#### RECORDS FOR THE EXERCISE:
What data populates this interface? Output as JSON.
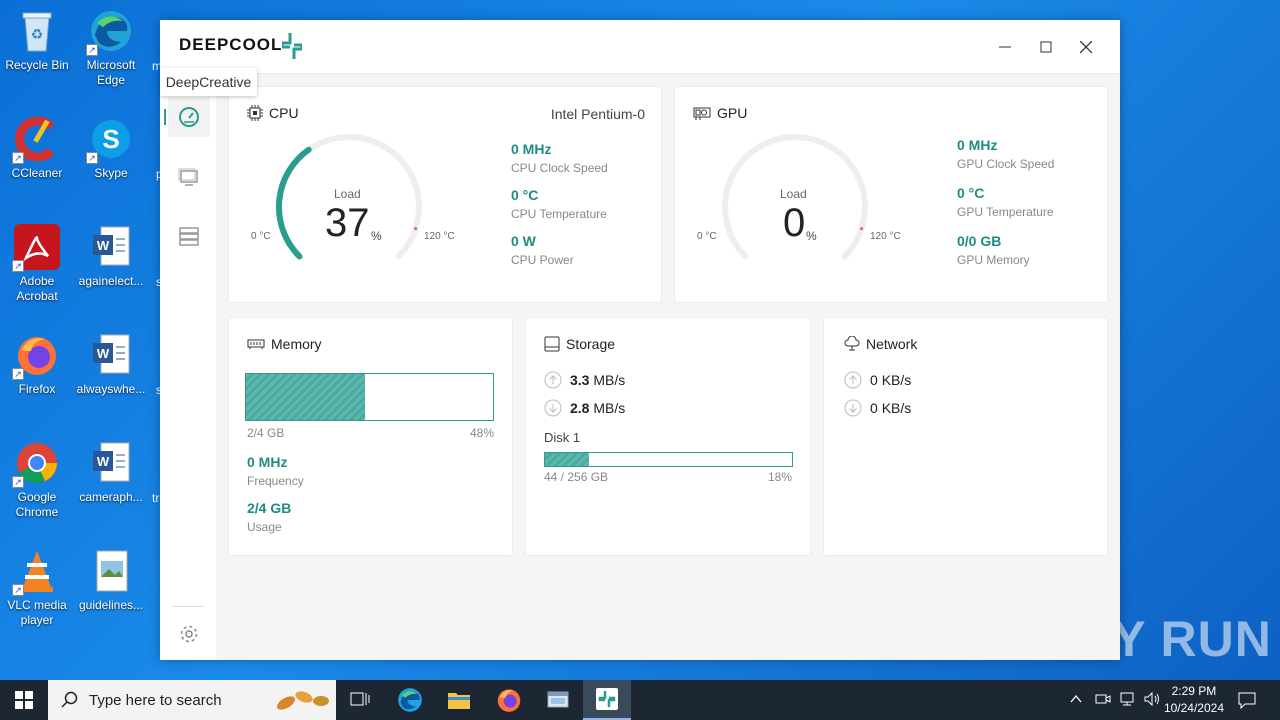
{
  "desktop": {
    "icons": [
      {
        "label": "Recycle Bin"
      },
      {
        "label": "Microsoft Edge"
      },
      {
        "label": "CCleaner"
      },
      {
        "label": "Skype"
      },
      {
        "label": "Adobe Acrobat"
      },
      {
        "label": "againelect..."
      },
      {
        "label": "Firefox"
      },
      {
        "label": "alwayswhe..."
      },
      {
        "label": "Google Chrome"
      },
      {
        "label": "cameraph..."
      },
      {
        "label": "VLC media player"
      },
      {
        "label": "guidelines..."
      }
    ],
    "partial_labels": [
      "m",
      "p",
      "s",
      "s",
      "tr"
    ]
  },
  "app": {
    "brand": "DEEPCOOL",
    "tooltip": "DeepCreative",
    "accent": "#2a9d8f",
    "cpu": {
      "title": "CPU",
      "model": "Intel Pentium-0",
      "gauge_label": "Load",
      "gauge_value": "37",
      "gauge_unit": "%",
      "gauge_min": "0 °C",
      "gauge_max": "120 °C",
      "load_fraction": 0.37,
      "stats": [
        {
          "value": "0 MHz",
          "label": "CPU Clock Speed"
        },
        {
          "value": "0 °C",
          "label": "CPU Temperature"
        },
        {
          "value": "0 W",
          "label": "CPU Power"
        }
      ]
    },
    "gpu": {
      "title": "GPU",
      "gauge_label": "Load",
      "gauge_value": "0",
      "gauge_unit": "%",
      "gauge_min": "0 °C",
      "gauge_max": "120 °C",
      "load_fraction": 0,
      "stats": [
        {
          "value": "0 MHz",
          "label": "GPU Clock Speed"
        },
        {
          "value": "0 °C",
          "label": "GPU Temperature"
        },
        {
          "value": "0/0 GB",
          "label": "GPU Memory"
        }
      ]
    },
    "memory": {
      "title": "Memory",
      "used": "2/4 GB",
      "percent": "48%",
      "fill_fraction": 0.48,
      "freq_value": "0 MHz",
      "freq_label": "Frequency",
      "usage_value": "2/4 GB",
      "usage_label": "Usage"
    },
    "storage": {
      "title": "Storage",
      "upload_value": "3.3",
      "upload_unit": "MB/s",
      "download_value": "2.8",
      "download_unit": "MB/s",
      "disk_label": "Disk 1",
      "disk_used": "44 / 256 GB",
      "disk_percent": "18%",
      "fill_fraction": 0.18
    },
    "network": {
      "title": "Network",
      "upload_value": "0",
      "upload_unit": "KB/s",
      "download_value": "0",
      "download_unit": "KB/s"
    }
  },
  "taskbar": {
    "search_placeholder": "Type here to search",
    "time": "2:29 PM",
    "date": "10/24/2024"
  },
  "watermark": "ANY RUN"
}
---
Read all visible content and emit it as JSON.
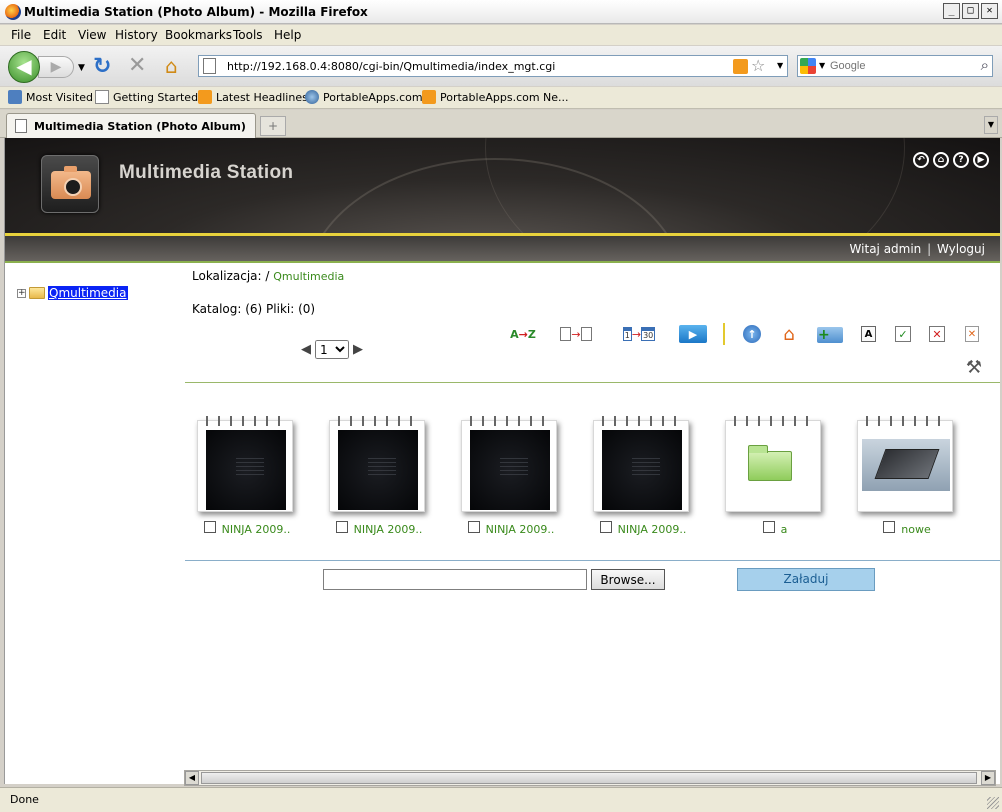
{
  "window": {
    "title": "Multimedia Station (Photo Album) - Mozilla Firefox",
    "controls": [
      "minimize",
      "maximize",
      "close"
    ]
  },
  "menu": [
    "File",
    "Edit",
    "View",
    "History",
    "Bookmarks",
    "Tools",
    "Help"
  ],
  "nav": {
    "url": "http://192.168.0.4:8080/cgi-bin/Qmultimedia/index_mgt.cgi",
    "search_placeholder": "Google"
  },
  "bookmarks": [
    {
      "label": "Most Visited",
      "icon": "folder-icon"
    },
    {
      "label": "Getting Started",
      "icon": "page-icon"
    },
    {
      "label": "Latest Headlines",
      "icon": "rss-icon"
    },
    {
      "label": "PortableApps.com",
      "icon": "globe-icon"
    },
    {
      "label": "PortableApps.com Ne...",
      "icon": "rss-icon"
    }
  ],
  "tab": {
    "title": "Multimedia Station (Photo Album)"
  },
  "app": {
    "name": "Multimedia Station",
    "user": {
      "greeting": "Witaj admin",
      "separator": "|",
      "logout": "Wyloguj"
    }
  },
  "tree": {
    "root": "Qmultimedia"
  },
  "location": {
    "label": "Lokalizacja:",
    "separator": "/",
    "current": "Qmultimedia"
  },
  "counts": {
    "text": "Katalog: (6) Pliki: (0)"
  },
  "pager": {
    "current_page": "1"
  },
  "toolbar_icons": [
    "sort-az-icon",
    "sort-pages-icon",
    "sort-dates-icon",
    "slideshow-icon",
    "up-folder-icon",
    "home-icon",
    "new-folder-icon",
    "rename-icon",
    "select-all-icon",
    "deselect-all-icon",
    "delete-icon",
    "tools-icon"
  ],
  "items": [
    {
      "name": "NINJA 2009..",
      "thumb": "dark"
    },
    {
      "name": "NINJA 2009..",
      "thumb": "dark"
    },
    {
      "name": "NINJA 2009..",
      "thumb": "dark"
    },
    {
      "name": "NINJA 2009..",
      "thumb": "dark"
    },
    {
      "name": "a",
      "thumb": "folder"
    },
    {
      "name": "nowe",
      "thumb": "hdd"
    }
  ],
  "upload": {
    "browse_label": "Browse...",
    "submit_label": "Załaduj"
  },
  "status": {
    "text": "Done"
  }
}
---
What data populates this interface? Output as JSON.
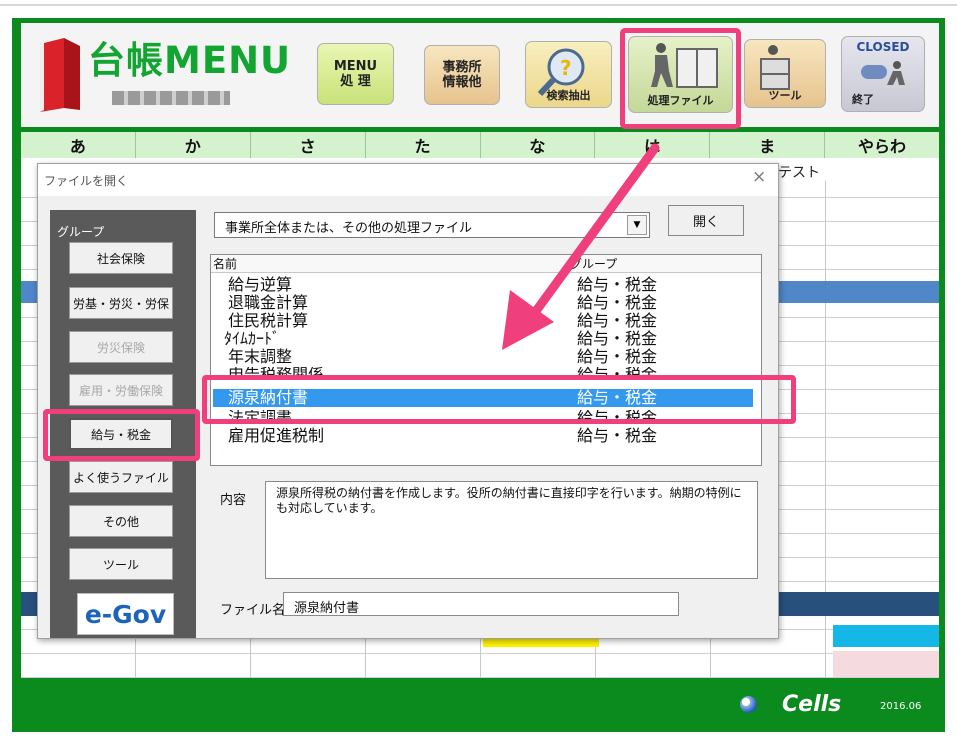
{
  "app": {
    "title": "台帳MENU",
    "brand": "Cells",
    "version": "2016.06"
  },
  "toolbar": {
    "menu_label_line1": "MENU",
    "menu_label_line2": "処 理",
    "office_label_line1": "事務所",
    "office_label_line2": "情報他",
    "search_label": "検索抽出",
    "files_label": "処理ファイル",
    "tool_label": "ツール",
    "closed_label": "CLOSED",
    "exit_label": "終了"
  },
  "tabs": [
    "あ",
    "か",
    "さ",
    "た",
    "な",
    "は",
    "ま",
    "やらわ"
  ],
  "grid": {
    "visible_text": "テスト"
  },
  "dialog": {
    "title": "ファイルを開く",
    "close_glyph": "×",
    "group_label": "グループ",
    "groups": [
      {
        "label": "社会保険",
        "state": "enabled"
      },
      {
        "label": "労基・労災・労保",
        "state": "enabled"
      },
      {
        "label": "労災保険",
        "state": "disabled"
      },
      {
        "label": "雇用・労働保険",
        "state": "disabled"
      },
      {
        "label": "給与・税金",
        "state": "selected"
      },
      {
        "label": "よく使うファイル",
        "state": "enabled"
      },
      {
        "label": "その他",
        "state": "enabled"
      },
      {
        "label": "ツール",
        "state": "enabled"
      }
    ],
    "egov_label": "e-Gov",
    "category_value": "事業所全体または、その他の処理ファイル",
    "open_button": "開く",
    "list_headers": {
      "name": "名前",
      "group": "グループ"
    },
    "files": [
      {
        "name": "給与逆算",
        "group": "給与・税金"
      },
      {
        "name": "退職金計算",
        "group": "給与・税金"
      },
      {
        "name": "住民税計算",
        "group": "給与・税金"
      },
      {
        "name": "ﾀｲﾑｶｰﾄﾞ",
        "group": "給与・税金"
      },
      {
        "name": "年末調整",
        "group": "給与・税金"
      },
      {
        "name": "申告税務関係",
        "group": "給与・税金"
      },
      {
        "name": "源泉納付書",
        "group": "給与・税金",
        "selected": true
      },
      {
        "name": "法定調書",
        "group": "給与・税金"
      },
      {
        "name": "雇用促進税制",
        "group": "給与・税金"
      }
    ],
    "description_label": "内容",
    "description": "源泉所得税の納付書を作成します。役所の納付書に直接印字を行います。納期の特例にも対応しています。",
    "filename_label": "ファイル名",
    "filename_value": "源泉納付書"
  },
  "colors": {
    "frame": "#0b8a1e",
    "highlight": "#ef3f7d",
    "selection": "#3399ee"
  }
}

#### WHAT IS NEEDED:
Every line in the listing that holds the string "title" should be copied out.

#### RESULT:
      "title": "CPU",
      "title": "GPU",
      "title": "Memory",
      "title": "Storage",
      "title": "Network",
    "title": "Multimedia Station (Photo Album) - Mozilla Firefox",
    "title": "Multimedia Station (Photo Album)"
    "title": "台帳MENU",
    "title": "ファイルを開く",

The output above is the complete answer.